Cybersecurity experts affirm that spies are probably still active through the breached networks. It is likely that hackers have manipulated Microsoft Active Directory Federation Services, which certifies identities of authorized users, in the hacked environments through digital identity documents called “SAML tokens”. These authenticated tokens allow users to move easily from one environment to another, including from a company to other, for example, different cloud service providers. Being able to manipulate tokens and move around quickly, with no chance to be detected easily, is a field day for hackers. Fortunately, there is a way to protect companies against this technique, such as limiting access to computers authorized to issue tokens and ensuring the security of the encryption keys that create these tokens.
Below are more recommendations for SolarWinds Orion platform users or not:
1) Monitoring and recording, always The attack involving SolarWinds Orion lasted for months and may not yet have reached an end. Do all affected organizations have records of their IT activities during that period? Many of the recommendations include tasks of searching for records to try to identify suspicious actions related to the attack.
2) Granting permissions in the right measure Many organizations grant permissions to users and applications more than what is necessary, because it is more practical, in general. However, they need to avoid and mitigate the invasion risks by limiting privileges granted to suppliers and partners. This is the type of protection required to prevent so-called supply chain attacks. Evaluating high privilege accounts and seeing whether they can have reduced authority is a good thing. Most software tools do not need administrative access in order to operate.
3) Making an inventory of critical assets What makes it more difficult to respond to invasion incidents is the lack of documentation about critical assets and privileged access.
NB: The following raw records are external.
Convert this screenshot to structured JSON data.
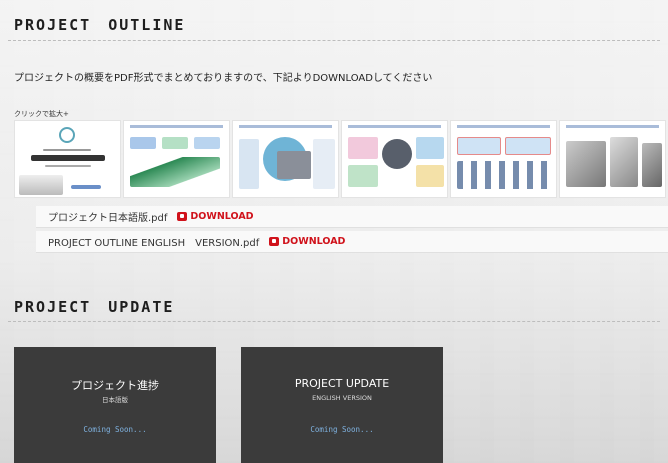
{
  "outline": {
    "title": "PROJECT　OUTLINE",
    "intro": "プロジェクトの概要をPDF形式でまとめておりますので、下記よりDOWNLOADしてください",
    "zoom_hint": "クリックで拡大+",
    "thumbnail_count": 6,
    "downloads": [
      {
        "filename": "プロジェクト日本語版.pdf",
        "link_label": "DOWNLOAD"
      },
      {
        "filename": "PROJECT OUTLINE ENGLISH　VERSION.pdf",
        "link_label": "DOWNLOAD"
      }
    ]
  },
  "update": {
    "title": "PROJECT　UPDATE",
    "cards": [
      {
        "title": "プロジェクト進捗",
        "subtitle": "日本語版",
        "status": "Coming Soon..."
      },
      {
        "title": "PROJECT UPDATE",
        "subtitle": "ENGLISH VERSION",
        "status": "Coming Soon..."
      }
    ]
  },
  "colors": {
    "download_red": "#d0121b",
    "card_bg": "#3b3b3b",
    "coming_soon_blue": "#7fb2e0"
  }
}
With this kind of information, organizations can check whether these assets are safe in case of invasion and take additional measures to escape the invaders’ clutches. For example, when a provider needs privileged access to the network – it can happen – it is worth documenting the access rights for future consultation in case of suspected intrusion, as it happen in the SolarWinds case.
4) Checking the signature The update adulterated by the malware contains a valid digital certificate and was distributed by SolarWinds itself. This was another element worth mentioning in this case. However, other attackers use fake signatures and their own channels to distribute their files with Trojans. Therefore, it is recommended to check the signature before installing files, at least to protect companies against less sophisticated attacks.
5) Reviewing the contracts Contracts with software vendors need to establish specific terms about how a cybersecurity event will be disclosed, what information they will include, and how the potential consequences will be dealt.
There is still no magic to detect who is still vulnerable to this or futures cyber attack of the same category. Everyone, software vendors or users may be at risk. This is part of the game of always-connected life. However, as with life outside the network, caution and prevention are never too much.
In general terms, supply chain refers to the group of people and companies involved in a given multi-process activity. In the case of cyber attacks, the huge number of variables gives multiple points of entry to hackers looking to infiltrate businesses, networks or infrastructures. In addition, this multiplicity of elements eliminates the exclusive responsibility to protect the entire chain – not one link is responsible alone, but everyone must be responsible in order that the protection is effective. And even though most have strict security mechanisms, a single point of vulnerability can put everyone in the crosshairs of a supply chain attack.